***** DATA FOR THIS EXERCISE

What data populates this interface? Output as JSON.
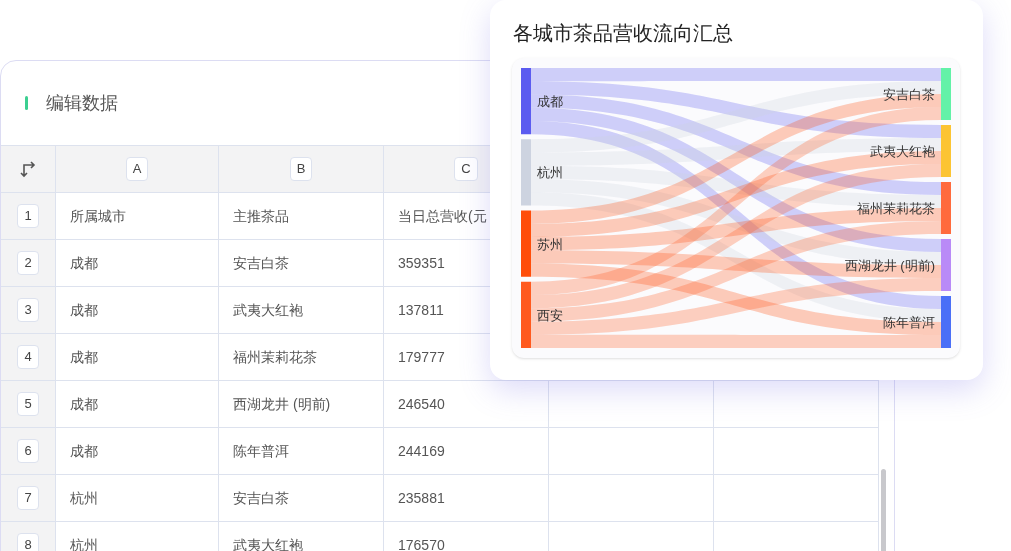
{
  "editor": {
    "title": "编辑数据",
    "columns": [
      "A",
      "B",
      "C"
    ],
    "rows": [
      {
        "number": "1",
        "cells": [
          "所属城市",
          "主推茶品",
          "当日总营收(元"
        ]
      },
      {
        "number": "2",
        "cells": [
          "成都",
          "安吉白茶",
          "359351"
        ]
      },
      {
        "number": "3",
        "cells": [
          "成都",
          "武夷大红袍",
          "137811"
        ]
      },
      {
        "number": "4",
        "cells": [
          "成都",
          "福州茉莉花茶",
          "179777"
        ]
      },
      {
        "number": "5",
        "cells": [
          "成都",
          "西湖龙井 (明前)",
          "246540"
        ]
      },
      {
        "number": "6",
        "cells": [
          "成都",
          "陈年普洱",
          "244169"
        ]
      },
      {
        "number": "7",
        "cells": [
          "杭州",
          "安吉白茶",
          "235881"
        ]
      },
      {
        "number": "8",
        "cells": [
          "杭州",
          "武夷大红袍",
          "176570"
        ]
      }
    ]
  },
  "chart": {
    "title": "各城市茶品营收流向汇总",
    "sources": [
      {
        "label": "成都",
        "color": "#5b5bf0"
      },
      {
        "label": "杭州",
        "color": "#cdd3e0"
      },
      {
        "label": "苏州",
        "color": "#ff4d0a"
      },
      {
        "label": "西安",
        "color": "#ff5a1f"
      }
    ],
    "targets": [
      {
        "label": "安吉白茶",
        "color": "#63f2a8"
      },
      {
        "label": "武夷大红袍",
        "color": "#fcc433"
      },
      {
        "label": "福州茉莉花茶",
        "color": "#ff6a3d"
      },
      {
        "label": "西湖龙井 (明前)",
        "color": "#b98af7"
      },
      {
        "label": "陈年普洱",
        "color": "#4a6ff7"
      }
    ]
  }
}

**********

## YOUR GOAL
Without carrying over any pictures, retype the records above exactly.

## YOUR SOLUTION
What data populates this interface? Output as JSON.
{
  "editor": {
    "title": "编辑数据",
    "columns": [
      "A",
      "B",
      "C"
    ],
    "rows": [
      {
        "number": "1",
        "cells": [
          "所属城市",
          "主推茶品",
          "当日总营收(元"
        ]
      },
      {
        "number": "2",
        "cells": [
          "成都",
          "安吉白茶",
          "359351"
        ]
      },
      {
        "number": "3",
        "cells": [
          "成都",
          "武夷大红袍",
          "137811"
        ]
      },
      {
        "number": "4",
        "cells": [
          "成都",
          "福州茉莉花茶",
          "179777"
        ]
      },
      {
        "number": "5",
        "cells": [
          "成都",
          "西湖龙井 (明前)",
          "246540"
        ]
      },
      {
        "number": "6",
        "cells": [
          "成都",
          "陈年普洱",
          "244169"
        ]
      },
      {
        "number": "7",
        "cells": [
          "杭州",
          "安吉白茶",
          "235881"
        ]
      },
      {
        "number": "8",
        "cells": [
          "杭州",
          "武夷大红袍",
          "176570"
        ]
      }
    ]
  },
  "chart": {
    "title": "各城市茶品营收流向汇总",
    "sources": [
      {
        "label": "成都",
        "color": "#5b5bf0"
      },
      {
        "label": "杭州",
        "color": "#cdd3e0"
      },
      {
        "label": "苏州",
        "color": "#ff4d0a"
      },
      {
        "label": "西安",
        "color": "#ff5a1f"
      }
    ],
    "targets": [
      {
        "label": "安吉白茶",
        "color": "#63f2a8"
      },
      {
        "label": "武夷大红袍",
        "color": "#fcc433"
      },
      {
        "label": "福州茉莉花茶",
        "color": "#ff6a3d"
      },
      {
        "label": "西湖龙井 (明前)",
        "color": "#b98af7"
      },
      {
        "label": "陈年普洱",
        "color": "#4a6ff7"
      }
    ]
  }
}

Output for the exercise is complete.